Low sodium levels in your blood. Symptoms of this may include: headache, difficulty concentrating, memory changes, confusion, weakness and unsteadiness on your feet. In severe or more sudden cases, symptoms can include: hallucinations (seeing or hearing things that are not real), fainting, seizures and coma. If not treated, severe low sodium levels could be fatal.
Lung problems. Some people who have taken the medicine venlafaxine which is the same kind of medicine as the medicine in desvenlafaxine have had lung problems. Symptoms of lung problems include difficulty breathing, cough, or chest discomfort. Tell your healthcare provider right away if you have any of these symptoms.

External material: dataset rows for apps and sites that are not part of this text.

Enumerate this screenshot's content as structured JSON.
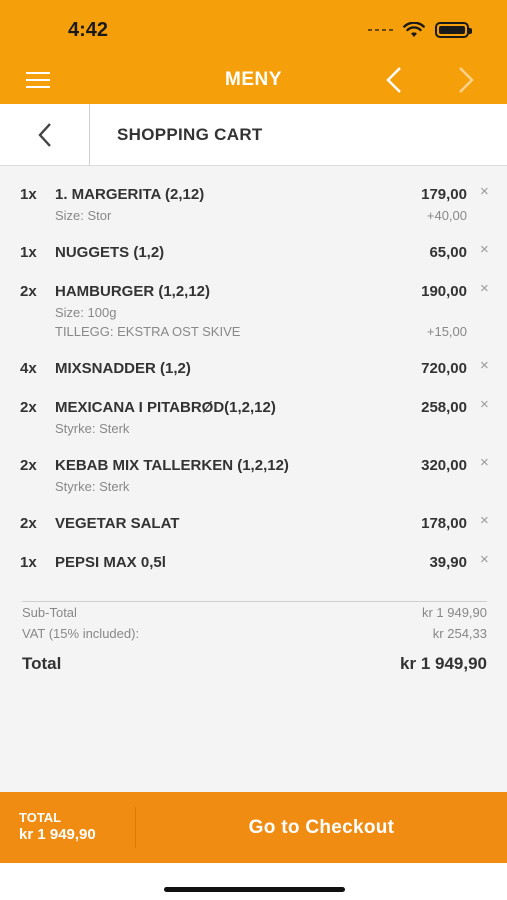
{
  "status_bar": {
    "time": "4:42"
  },
  "nav": {
    "title": "MENY"
  },
  "subheader": {
    "title": "SHOPPING CART"
  },
  "cart": {
    "remove_symbol": "×",
    "items": [
      {
        "qty": "1x",
        "name": "1. MARGERITA (2,12)",
        "price": "179,00",
        "details": [
          {
            "text": "Size: Stor",
            "price": "+40,00"
          }
        ]
      },
      {
        "qty": "1x",
        "name": "NUGGETS (1,2)",
        "price": "65,00",
        "details": []
      },
      {
        "qty": "2x",
        "name": "HAMBURGER (1,2,12)",
        "price": "190,00",
        "details": [
          {
            "text": "Size: 100g",
            "price": ""
          },
          {
            "text": "TILLEGG: EKSTRA OST SKIVE",
            "price": "+15,00"
          }
        ]
      },
      {
        "qty": "4x",
        "name": "MIXSNADDER (1,2)",
        "price": "720,00",
        "details": []
      },
      {
        "qty": "2x",
        "name": "MEXICANA I PITABRØD(1,2,12)",
        "price": "258,00",
        "details": [
          {
            "text": "Styrke: Sterk",
            "price": ""
          }
        ]
      },
      {
        "qty": "2x",
        "name": "KEBAB MIX TALLERKEN (1,2,12)",
        "price": "320,00",
        "details": [
          {
            "text": "Styrke: Sterk",
            "price": ""
          }
        ]
      },
      {
        "qty": "2x",
        "name": "VEGETAR SALAT",
        "price": "178,00",
        "details": []
      },
      {
        "qty": "1x",
        "name": "PEPSI MAX 0,5l",
        "price": "39,90",
        "details": []
      }
    ]
  },
  "summary": {
    "subtotal_label": "Sub-Total",
    "subtotal_value": "kr 1 949,90",
    "vat_label": "VAT (15% included):",
    "vat_value": "kr 254,33",
    "total_label": "Total",
    "total_value": "kr 1 949,90"
  },
  "footer": {
    "total_label": "TOTAL",
    "total_value": "kr 1 949,90",
    "checkout_label": "Go to Checkout"
  },
  "colors": {
    "header": "#f5a00b",
    "footer": "#f18c13",
    "background": "#f4f4f4"
  }
}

Common side effects with desvenlafaxine include:



 • nausea  • dizziness
 • insomnia  • sweating
 • constipation • sleepiness
 • loss of appetite  • anxiety
 • decreased sex drive
 • delayed orgasm and ejaculation

These are not all the possible side effects of desvenlafaxine. Tell your healthcare provider about any side effect that bothers you or does not go away.

Call your doctor for medical advice about side effects. You may report side effects to FDA at 1-800-FDA-1088.

How should I store desvenlafaxine?

• Store desvenlafaxine at room temperature between 68°F to 77°F (20°C to 25°C).
• Do not use desvenlafaxine after the expiration date (EXP), which is on the container. The expiration date refers to the last day of that month.
• Keep desvenlafaxine and all medicines out of the reach of children.

General Information about the safe and effective use of desvenlafaxine
Medicines are sometimes used for conditions that are not mentioned in Medication Guides. Do not use desvenlafaxine for a condition for which it was not prescribed. Do not give desvenlafaxine to other people, even if they have the same symptoms that you have. It may harm them.

This Medication Guide summarizes the most important information about desvenlafaxine. If you would like more information, talk with your healthcare provider. You can ask your pharmacist or healthcare provider for information about desvenlafaxine that is written for healthcare professionals.

What are the ingredients in desvenlafaxine extended-release tablets?
Active ingredient:
desvenlafaxine
Inactive ingredients: For the 50 mg tablet, alginic acid, citric acid monohydrate powder, hypromellose, microcrystalline cellulose, povidone, talc, magnesium stearate and film coating, which consist of hypromellose, titanium dioxide, polyethylene glycol, talc, and iron oxide red.

For the 100 mg tablet, alginic acid, citric acid monohydrate powder, hypromellose, microcrystalline cellulose, povidone, talc, magnesium stearate and film coating, which consist of hypromellose, titanium dioxide, polyethylene glycol, iron oxide red, and iron oxide black.

This Medication Guide has been approved by the U.S. Food and Drug Administration.

Manufactured by:
Alembic Pharmaceuticals Limited
(Formulation Division),
Village Panelav, P. O. Tajpura, Near Baska,
Taluka-Halol, Panchmahal, Gujarat, India.

Revised: 09/2019

Revised: 9/2019
Alembic Pharmaceuticals Limited